- Journal Archives
- Volume 18
- Volume 17
- Volume 16
- Volume 15
- Volume 14
- Volume 13
- Volume 12
- Volume 11
- Volume 10
- Volume 9
- Volume 8
- Volume 7
- Volume 6
- Volume 5
- Volume 4
- Volume 3
- Volume 2
- Volume 1
Last Tuesday, the European Union signed a pact with seventeen social networking sites in Europe, including Facebook and MySpace. The goal of the pact was to curb the abuses of “cyberbullying” and to protect the privacy of underage users.
Cyberbullying refers to the use of the Internet, cell phones, or other devices to send or post text or images designed to hurt another person. With the ever-increasing availability of new technologies capable of such abuse, the trend has escalated in recent years. A 2006 study prepared for Isafe.org found that 42% of fourth through eighth graders report being the victims of online bullying. The problem gained national attention that year, when thirteen-year-old Megan Meir committed suicide after being cyberbullied through her MySpace account. Sadly, the perpetrator of the bullying was actually the mother of one of Megan’s former friends, who created a fake account in order to obtain incriminating information about Megan in retribution for alleged gossip Megan had spread about the woman’s daughter. The tragedy has led Meir’s parents to join the charge for legislation in the United States to protect children from such threats. A federal law against cyberstalking might be used to prosecute cyberbullies as well, but currently there is no federal law against cyberbullying in particular. As of 2007, at least seven states had passed laws prohibiting digital harassment.
The EU pact aims to cut down on such incidents through its new agreement with the social networks themselves. The use of social networks has grown more than 35% in the past year and is expected to double over the next three years. The pact ensures that private profiles of underage users are not searchable on website search engines, and will make the default setting for underage users private. Also, the sites will now feature an easily accessible “report abuse” button, allowing users to report inappropriate contact.
While there currently is not a national policy in the United Sates, forty-nine state attorneys general have signed similar agreements with MySpace and Facebook. Unfortunately, the same 2006 ISafe.org study found that 58% of victims had not reported the abuse to an adult, so it remains to be seen whether these measures will actually have an affect on cyberbullying through social networking sites.

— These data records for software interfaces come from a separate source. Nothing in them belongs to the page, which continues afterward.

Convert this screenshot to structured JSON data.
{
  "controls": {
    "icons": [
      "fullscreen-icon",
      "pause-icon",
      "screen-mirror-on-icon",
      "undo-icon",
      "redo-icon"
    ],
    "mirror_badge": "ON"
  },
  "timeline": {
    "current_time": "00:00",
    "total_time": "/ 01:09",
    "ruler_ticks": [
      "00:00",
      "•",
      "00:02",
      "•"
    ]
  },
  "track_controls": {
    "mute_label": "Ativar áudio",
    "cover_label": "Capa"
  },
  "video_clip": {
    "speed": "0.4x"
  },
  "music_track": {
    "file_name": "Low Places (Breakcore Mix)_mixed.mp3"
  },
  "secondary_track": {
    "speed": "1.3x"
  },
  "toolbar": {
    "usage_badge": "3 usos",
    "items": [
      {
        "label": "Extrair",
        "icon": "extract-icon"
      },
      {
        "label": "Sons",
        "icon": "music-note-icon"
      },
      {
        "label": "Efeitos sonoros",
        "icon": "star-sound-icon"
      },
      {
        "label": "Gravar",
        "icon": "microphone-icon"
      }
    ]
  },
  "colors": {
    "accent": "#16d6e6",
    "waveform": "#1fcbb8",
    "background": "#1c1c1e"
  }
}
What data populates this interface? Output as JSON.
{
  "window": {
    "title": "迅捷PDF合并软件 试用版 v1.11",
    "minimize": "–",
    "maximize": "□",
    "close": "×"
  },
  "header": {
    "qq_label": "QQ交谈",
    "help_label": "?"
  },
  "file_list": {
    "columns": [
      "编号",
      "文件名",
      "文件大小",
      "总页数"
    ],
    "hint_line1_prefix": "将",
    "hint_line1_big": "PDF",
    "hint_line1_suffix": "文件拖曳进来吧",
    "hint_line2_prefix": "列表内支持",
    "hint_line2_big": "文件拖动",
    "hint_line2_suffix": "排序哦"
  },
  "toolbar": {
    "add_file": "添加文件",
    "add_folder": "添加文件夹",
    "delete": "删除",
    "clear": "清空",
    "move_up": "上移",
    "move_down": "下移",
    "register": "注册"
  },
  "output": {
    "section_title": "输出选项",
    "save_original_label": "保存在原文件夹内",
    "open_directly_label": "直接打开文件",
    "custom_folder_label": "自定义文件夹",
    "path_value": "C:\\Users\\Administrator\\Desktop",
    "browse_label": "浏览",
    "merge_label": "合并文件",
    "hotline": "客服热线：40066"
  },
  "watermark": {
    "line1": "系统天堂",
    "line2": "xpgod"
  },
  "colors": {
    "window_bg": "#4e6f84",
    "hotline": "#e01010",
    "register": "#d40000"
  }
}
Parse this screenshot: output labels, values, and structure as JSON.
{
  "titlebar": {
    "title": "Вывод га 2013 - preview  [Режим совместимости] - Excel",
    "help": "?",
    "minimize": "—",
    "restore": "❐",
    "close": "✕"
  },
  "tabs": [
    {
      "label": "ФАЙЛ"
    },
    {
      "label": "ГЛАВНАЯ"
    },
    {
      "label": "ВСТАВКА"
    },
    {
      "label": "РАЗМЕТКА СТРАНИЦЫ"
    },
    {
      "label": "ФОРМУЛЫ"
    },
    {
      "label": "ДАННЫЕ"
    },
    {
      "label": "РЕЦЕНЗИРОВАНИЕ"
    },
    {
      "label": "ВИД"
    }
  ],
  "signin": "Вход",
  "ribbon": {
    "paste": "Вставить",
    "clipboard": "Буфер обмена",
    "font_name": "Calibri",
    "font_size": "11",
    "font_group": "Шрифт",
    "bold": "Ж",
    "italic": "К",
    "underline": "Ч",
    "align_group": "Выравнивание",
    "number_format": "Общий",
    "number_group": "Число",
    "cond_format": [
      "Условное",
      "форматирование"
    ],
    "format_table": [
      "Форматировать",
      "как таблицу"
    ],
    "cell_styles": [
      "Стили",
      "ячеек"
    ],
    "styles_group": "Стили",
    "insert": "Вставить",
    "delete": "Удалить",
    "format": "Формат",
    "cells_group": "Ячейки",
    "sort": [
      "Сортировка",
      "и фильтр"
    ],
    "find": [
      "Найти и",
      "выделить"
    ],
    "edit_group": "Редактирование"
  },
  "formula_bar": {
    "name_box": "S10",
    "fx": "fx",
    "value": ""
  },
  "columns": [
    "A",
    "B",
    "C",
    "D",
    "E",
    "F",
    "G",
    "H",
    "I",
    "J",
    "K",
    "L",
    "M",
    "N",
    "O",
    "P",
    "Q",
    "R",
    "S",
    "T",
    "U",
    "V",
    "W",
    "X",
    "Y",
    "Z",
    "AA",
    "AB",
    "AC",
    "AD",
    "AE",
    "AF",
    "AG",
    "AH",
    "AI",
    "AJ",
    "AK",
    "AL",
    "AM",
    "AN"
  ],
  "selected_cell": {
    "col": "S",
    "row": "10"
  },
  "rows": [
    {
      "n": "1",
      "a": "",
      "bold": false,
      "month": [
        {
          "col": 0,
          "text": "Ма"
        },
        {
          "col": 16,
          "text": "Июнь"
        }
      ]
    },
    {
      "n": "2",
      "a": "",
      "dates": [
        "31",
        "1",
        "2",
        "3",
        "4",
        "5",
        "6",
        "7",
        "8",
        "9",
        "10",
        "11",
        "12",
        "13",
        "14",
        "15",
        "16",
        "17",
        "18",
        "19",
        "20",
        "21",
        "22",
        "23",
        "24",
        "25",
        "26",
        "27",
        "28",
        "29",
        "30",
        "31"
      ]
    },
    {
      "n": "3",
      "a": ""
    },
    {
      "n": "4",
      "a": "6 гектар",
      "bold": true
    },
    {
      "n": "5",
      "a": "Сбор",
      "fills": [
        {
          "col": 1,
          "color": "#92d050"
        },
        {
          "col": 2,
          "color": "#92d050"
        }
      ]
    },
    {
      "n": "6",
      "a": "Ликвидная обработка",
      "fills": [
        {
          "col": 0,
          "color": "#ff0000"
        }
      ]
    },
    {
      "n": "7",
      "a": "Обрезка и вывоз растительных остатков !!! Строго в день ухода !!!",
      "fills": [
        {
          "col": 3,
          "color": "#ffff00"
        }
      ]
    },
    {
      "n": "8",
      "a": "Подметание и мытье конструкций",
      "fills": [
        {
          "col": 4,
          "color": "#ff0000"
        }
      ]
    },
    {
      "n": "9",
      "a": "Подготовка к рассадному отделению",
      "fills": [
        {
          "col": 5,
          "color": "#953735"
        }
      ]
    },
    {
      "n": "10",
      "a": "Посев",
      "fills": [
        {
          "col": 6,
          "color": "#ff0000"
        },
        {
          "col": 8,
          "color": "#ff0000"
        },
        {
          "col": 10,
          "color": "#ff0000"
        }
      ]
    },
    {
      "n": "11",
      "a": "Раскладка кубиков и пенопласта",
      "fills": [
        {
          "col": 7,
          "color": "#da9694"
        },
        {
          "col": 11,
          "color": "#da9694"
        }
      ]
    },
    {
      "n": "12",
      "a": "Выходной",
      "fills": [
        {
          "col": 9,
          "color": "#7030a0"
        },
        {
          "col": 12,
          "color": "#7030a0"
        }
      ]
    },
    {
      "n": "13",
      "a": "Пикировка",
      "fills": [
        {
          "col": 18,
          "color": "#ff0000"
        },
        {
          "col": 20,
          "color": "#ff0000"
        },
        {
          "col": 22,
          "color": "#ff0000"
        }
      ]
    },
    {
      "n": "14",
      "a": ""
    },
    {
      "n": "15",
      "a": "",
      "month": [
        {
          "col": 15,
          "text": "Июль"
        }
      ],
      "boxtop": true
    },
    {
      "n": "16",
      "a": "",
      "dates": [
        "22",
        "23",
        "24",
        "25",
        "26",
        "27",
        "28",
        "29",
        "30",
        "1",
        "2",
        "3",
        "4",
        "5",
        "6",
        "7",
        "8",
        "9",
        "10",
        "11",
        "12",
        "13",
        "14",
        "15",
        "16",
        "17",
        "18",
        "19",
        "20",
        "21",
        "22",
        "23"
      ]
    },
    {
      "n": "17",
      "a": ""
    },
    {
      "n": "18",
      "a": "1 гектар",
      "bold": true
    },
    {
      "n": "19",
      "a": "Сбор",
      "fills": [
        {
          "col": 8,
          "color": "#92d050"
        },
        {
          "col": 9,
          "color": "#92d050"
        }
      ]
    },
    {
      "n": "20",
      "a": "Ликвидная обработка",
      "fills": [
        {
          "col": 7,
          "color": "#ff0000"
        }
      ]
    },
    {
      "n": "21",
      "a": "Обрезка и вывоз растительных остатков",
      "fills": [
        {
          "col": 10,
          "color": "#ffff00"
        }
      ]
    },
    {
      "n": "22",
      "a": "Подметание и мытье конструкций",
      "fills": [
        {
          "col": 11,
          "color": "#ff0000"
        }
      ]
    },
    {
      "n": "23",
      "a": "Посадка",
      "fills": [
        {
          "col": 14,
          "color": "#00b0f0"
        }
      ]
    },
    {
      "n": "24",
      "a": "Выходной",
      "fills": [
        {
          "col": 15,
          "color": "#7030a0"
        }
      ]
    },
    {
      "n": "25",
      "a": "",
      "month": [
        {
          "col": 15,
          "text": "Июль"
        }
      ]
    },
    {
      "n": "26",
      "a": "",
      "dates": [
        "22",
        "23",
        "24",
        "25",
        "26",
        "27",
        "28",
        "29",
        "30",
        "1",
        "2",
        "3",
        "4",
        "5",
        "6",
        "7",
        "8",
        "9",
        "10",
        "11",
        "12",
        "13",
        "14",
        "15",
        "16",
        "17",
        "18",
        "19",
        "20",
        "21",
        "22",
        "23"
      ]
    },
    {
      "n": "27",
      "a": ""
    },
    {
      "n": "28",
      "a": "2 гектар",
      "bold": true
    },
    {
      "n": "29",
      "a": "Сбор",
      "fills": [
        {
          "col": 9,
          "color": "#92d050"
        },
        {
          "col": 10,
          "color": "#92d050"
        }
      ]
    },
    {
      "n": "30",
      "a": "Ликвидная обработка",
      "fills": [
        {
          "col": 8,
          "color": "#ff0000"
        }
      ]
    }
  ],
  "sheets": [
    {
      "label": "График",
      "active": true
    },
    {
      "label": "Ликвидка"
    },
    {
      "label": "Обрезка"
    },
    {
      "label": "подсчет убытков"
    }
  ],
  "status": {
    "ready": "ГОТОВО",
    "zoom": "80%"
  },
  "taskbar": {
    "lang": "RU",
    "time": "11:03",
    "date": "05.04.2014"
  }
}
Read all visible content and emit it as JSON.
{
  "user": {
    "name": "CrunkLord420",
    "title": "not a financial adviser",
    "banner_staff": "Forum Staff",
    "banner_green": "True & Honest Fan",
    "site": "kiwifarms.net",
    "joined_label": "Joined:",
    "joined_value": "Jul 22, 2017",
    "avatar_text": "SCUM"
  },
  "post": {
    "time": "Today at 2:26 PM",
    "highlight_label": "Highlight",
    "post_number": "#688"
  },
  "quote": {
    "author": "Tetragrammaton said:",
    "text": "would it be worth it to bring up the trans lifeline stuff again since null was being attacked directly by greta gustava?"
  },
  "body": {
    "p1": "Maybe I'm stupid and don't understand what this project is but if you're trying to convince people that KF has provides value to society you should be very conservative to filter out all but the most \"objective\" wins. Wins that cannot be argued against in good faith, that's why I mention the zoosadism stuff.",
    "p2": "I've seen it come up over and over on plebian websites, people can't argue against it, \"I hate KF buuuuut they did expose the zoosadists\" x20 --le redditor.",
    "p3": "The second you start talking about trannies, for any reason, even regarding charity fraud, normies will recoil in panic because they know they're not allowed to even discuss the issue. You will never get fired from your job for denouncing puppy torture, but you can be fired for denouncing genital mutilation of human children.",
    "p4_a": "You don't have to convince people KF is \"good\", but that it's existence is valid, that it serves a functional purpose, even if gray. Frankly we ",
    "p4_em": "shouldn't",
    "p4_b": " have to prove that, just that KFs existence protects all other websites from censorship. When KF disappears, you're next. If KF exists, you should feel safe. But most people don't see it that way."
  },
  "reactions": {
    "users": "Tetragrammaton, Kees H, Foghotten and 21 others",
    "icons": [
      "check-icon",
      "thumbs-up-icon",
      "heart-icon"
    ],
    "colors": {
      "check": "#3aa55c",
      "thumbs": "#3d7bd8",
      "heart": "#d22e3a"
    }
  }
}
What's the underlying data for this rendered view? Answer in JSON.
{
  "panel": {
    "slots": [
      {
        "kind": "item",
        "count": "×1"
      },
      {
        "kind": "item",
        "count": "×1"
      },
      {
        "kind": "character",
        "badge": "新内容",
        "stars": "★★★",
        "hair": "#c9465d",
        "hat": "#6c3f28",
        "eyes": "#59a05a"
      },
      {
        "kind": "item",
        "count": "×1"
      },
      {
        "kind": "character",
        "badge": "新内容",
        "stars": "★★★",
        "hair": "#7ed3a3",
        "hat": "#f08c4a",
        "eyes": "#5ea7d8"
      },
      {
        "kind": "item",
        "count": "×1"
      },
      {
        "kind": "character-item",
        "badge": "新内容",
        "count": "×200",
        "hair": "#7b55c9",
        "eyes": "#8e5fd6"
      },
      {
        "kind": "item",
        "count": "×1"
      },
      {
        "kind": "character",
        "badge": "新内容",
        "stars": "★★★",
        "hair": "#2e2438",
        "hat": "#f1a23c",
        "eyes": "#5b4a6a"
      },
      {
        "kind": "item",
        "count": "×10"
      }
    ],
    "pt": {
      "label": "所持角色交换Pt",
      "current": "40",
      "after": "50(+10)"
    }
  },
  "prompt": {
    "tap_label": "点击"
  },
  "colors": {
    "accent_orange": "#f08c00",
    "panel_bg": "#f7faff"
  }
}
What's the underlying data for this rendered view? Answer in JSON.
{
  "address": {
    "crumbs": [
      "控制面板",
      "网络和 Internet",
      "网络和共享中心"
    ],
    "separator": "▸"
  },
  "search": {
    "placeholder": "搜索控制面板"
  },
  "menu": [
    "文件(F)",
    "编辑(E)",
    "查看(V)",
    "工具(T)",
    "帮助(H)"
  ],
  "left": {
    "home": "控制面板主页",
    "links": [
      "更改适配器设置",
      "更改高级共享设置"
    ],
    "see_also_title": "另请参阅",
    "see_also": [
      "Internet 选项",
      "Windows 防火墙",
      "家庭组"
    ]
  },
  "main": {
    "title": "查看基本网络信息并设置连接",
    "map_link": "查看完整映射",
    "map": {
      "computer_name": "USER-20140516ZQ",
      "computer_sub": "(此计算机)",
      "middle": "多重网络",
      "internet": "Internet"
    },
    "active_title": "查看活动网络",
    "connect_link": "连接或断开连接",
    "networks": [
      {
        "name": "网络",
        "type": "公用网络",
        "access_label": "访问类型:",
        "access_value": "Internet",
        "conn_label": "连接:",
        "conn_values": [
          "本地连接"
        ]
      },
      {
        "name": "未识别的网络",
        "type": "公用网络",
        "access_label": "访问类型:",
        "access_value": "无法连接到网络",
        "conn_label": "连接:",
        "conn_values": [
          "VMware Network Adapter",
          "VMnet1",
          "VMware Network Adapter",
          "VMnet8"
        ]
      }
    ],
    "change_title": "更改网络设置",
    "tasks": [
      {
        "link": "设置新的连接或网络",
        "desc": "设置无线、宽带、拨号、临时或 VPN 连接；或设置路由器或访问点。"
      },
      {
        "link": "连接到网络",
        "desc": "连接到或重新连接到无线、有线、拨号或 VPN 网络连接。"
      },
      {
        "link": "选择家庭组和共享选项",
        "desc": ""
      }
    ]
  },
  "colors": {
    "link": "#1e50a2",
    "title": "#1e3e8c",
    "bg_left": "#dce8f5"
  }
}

Recent Blog Posts
- Centralizing Cybersecurity in the Digital Age
- Justice Department Deals a Blow to Songwriters
- If You Build It, They Will Come: Baseball and the Reopening of Cuba
- First Circuit Aligns With Third: Actavis Extends Beyond Cash Settlements
- Current Issues in Technology Law: Dr. Asma Vranaki Analyzes Data Privacy Regulation in the Context of Facebook Advertisements
- Vanderbilt Journal of Entertainment & Technology Law Rises in National Law Journal Rankings
Tagsadvertising antitrust Apple books career celebrities contracts copyright copyright infringement courts creative content criminal law entertainment Facebook FCC film/television financial First Amendment games Google government intellectual property internet JETLaw journalism lawsuits legislation media medicine Monday Morning JETLawg music NFL patents privacy progress publicity rights radio social networking sports Supreme Court of the United States (SCOTUS) technology telecommunications trademarks Twitter U.S. Constitution